# Exercise brief
Once you find a line containing the word "Functions" in the entries below, copy it.

# Data about app and page elements
═══
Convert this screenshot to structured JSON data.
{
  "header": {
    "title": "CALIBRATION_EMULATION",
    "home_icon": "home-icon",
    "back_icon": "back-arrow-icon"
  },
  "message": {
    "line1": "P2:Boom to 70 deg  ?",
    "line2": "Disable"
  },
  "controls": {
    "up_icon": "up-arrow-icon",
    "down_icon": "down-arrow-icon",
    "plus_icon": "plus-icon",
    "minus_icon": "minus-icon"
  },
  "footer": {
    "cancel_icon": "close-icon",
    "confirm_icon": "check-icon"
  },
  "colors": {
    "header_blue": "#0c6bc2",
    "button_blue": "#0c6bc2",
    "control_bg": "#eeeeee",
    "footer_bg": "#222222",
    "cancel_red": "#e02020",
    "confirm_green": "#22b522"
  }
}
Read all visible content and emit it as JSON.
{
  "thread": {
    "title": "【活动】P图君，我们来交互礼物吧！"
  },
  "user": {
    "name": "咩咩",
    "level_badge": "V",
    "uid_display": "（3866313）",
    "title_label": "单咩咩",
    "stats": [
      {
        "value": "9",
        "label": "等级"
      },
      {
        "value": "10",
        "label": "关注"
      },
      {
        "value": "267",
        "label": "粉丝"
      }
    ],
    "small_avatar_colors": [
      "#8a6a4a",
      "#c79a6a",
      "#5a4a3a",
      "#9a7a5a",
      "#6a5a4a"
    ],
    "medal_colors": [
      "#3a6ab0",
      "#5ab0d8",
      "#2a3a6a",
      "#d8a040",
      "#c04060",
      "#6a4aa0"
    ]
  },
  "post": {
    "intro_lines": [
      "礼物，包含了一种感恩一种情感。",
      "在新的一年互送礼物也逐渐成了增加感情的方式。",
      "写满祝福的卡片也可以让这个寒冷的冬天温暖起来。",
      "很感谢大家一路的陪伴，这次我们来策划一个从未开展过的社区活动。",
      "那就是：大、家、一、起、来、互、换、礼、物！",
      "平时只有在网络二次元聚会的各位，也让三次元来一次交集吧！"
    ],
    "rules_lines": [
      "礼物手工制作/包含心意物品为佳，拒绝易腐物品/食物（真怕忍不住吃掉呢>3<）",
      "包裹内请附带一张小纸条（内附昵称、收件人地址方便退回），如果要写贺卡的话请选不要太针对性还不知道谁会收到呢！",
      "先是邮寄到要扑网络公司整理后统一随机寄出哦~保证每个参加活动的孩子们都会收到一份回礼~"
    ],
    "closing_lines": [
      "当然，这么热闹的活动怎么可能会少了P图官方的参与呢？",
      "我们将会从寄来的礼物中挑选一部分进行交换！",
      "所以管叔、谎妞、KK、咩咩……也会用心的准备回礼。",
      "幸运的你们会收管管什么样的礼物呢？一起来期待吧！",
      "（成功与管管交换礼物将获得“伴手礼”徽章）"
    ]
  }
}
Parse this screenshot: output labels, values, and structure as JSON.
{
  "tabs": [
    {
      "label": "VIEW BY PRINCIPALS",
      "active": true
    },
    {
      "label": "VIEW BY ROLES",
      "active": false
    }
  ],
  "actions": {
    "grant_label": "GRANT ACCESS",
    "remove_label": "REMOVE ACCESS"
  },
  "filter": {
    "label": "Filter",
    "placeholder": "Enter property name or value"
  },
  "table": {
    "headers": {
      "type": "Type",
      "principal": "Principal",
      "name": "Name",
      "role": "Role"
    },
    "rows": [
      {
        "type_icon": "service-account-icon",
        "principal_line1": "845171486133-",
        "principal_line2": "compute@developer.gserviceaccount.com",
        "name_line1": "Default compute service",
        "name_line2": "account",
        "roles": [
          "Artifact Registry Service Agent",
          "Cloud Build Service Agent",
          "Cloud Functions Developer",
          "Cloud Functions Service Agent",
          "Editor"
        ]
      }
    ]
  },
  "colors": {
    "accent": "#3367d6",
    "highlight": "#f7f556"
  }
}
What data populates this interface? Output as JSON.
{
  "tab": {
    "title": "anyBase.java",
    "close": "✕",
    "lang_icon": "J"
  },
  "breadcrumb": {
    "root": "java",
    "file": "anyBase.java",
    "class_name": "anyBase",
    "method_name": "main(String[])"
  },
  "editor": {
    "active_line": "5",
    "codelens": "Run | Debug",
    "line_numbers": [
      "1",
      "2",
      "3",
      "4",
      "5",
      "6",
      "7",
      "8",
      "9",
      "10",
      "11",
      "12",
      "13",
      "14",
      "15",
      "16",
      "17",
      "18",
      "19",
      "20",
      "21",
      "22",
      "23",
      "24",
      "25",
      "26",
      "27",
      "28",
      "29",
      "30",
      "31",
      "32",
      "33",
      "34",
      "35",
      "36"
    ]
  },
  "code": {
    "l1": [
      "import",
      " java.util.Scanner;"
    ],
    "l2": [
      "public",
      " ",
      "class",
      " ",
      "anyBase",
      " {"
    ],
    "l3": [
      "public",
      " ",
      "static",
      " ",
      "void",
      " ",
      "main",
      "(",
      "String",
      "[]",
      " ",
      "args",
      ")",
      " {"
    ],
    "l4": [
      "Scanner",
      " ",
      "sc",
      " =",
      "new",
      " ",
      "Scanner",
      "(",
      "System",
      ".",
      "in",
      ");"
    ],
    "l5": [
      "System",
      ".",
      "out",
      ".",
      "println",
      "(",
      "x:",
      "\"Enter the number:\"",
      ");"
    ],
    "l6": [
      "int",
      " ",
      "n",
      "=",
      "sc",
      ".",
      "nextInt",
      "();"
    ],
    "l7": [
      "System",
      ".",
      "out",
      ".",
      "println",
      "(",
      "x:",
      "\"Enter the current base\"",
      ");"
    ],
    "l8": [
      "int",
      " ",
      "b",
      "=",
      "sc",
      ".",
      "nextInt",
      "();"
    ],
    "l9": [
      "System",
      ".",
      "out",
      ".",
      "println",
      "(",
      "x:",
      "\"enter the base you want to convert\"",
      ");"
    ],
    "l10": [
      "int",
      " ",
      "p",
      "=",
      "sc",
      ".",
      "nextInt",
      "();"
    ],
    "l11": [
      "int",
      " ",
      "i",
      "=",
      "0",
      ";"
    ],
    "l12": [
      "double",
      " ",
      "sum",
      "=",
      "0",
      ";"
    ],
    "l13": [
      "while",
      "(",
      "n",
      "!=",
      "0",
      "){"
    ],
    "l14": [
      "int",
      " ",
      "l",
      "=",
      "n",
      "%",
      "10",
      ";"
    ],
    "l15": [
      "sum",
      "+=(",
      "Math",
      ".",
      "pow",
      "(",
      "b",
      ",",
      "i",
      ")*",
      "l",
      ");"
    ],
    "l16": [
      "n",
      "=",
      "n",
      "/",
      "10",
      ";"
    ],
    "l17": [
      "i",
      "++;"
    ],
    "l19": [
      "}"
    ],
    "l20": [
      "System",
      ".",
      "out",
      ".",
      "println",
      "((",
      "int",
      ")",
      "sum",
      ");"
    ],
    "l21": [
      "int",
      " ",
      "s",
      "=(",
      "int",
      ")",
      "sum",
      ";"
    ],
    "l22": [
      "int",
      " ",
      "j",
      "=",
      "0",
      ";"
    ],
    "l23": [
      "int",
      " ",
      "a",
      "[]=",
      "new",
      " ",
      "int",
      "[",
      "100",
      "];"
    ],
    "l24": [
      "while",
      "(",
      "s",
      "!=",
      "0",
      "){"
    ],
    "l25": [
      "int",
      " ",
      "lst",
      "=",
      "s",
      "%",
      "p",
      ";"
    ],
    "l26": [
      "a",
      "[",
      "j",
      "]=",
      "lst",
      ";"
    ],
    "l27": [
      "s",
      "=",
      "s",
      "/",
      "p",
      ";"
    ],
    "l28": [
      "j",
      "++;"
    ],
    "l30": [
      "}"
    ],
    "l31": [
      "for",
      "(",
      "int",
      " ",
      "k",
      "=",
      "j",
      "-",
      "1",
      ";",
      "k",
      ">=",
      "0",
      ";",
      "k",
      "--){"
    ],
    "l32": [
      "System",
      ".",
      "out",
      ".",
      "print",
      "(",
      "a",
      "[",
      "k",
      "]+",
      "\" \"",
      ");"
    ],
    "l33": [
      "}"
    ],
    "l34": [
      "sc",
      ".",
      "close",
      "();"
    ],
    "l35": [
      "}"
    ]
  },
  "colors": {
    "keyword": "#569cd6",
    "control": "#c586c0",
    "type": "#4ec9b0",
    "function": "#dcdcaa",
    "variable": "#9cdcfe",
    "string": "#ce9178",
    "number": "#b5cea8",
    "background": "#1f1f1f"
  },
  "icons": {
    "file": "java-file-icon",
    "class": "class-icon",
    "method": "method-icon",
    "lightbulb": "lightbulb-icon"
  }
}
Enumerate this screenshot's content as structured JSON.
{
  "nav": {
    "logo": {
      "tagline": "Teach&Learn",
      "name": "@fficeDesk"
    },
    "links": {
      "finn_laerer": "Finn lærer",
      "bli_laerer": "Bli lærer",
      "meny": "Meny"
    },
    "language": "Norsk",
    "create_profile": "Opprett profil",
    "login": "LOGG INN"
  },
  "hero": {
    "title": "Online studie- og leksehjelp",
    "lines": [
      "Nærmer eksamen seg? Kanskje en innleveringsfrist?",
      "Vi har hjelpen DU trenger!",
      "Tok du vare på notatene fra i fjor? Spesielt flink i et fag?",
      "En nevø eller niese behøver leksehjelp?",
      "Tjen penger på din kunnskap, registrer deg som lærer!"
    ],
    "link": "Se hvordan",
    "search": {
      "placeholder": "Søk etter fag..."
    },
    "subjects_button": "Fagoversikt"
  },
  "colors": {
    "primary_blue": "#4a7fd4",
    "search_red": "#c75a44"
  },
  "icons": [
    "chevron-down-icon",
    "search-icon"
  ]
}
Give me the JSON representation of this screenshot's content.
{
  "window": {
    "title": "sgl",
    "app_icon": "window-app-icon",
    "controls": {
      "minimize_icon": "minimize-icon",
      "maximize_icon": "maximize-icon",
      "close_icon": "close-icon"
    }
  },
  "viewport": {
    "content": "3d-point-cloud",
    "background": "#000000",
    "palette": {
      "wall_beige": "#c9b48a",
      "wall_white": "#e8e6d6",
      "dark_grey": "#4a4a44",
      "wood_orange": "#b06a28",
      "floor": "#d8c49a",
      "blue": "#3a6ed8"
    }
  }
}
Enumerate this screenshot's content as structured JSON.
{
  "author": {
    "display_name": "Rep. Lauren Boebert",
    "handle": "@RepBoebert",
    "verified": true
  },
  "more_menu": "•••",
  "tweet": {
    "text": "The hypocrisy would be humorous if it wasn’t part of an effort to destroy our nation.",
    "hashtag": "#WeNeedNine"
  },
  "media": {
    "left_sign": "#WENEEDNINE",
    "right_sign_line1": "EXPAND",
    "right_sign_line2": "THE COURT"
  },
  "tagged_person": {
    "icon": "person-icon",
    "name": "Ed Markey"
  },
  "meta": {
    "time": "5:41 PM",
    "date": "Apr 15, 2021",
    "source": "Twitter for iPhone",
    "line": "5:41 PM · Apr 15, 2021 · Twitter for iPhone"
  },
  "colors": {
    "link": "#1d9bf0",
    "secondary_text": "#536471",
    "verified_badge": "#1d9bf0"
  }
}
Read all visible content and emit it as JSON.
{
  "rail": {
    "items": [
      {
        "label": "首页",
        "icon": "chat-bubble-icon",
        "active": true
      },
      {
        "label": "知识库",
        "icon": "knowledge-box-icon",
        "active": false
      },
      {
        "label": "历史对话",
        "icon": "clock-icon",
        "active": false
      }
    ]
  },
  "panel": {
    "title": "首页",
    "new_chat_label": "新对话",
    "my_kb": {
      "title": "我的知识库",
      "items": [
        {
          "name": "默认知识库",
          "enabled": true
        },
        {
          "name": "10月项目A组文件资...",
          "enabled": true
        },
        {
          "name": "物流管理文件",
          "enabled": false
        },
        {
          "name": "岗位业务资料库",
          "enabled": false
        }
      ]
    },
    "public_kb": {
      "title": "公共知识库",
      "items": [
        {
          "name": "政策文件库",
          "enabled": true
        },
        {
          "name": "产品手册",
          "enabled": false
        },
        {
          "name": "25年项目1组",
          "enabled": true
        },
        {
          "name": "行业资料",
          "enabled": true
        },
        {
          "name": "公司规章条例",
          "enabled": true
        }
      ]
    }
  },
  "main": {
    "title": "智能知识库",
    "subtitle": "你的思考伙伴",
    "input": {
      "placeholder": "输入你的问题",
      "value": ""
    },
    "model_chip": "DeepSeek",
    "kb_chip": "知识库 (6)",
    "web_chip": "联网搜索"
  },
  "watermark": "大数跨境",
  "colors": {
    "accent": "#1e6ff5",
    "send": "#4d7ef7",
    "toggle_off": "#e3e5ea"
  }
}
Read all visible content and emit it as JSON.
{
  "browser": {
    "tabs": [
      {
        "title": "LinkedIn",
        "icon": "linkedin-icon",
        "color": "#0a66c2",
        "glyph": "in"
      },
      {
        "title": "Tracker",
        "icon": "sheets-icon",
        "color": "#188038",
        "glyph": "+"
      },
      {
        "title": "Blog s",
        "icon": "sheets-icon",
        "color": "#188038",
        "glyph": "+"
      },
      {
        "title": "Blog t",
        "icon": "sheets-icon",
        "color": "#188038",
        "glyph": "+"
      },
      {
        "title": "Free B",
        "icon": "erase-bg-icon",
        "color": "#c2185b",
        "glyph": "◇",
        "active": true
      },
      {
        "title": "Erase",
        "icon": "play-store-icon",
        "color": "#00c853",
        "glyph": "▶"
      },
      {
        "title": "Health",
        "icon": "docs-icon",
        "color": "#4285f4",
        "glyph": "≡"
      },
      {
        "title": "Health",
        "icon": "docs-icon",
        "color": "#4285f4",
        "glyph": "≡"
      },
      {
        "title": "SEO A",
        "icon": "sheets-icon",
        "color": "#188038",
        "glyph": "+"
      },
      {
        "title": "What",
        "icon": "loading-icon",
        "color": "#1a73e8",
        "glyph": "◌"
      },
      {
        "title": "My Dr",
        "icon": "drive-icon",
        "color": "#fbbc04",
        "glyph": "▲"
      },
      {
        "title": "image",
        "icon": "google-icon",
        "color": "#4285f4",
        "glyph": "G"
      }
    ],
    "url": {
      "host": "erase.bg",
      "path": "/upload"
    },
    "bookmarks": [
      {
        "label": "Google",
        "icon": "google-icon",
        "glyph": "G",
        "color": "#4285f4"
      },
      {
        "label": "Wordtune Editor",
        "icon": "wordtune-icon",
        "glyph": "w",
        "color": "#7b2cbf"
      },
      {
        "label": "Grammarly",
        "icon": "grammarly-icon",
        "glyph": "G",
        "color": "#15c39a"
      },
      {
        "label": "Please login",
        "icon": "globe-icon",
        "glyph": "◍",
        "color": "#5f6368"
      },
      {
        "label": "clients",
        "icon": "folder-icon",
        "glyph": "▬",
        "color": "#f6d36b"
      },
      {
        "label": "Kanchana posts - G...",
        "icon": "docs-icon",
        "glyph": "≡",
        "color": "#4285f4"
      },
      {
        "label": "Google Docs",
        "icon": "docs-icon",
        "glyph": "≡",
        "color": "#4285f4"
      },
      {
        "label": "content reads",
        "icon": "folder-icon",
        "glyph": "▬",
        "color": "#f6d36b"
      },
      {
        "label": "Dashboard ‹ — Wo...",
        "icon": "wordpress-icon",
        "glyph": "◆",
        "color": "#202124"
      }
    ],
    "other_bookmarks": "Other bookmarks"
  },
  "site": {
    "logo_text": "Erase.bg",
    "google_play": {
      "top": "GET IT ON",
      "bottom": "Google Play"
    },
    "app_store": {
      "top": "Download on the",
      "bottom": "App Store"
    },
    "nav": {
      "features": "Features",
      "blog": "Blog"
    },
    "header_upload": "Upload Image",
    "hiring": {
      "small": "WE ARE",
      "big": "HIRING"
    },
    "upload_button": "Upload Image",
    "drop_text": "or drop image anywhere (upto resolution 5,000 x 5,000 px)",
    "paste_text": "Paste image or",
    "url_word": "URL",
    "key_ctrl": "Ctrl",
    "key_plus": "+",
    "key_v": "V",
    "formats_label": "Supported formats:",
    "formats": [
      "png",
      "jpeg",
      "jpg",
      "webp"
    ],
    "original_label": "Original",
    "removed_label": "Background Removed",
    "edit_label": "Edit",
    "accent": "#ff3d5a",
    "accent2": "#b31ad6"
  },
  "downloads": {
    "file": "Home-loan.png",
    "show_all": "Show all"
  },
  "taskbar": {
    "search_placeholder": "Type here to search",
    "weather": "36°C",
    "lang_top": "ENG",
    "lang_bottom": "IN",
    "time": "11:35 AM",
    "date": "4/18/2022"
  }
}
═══
# Response to the task
          "Cloud Functions Developer",
          "Cloud Functions Service Agent",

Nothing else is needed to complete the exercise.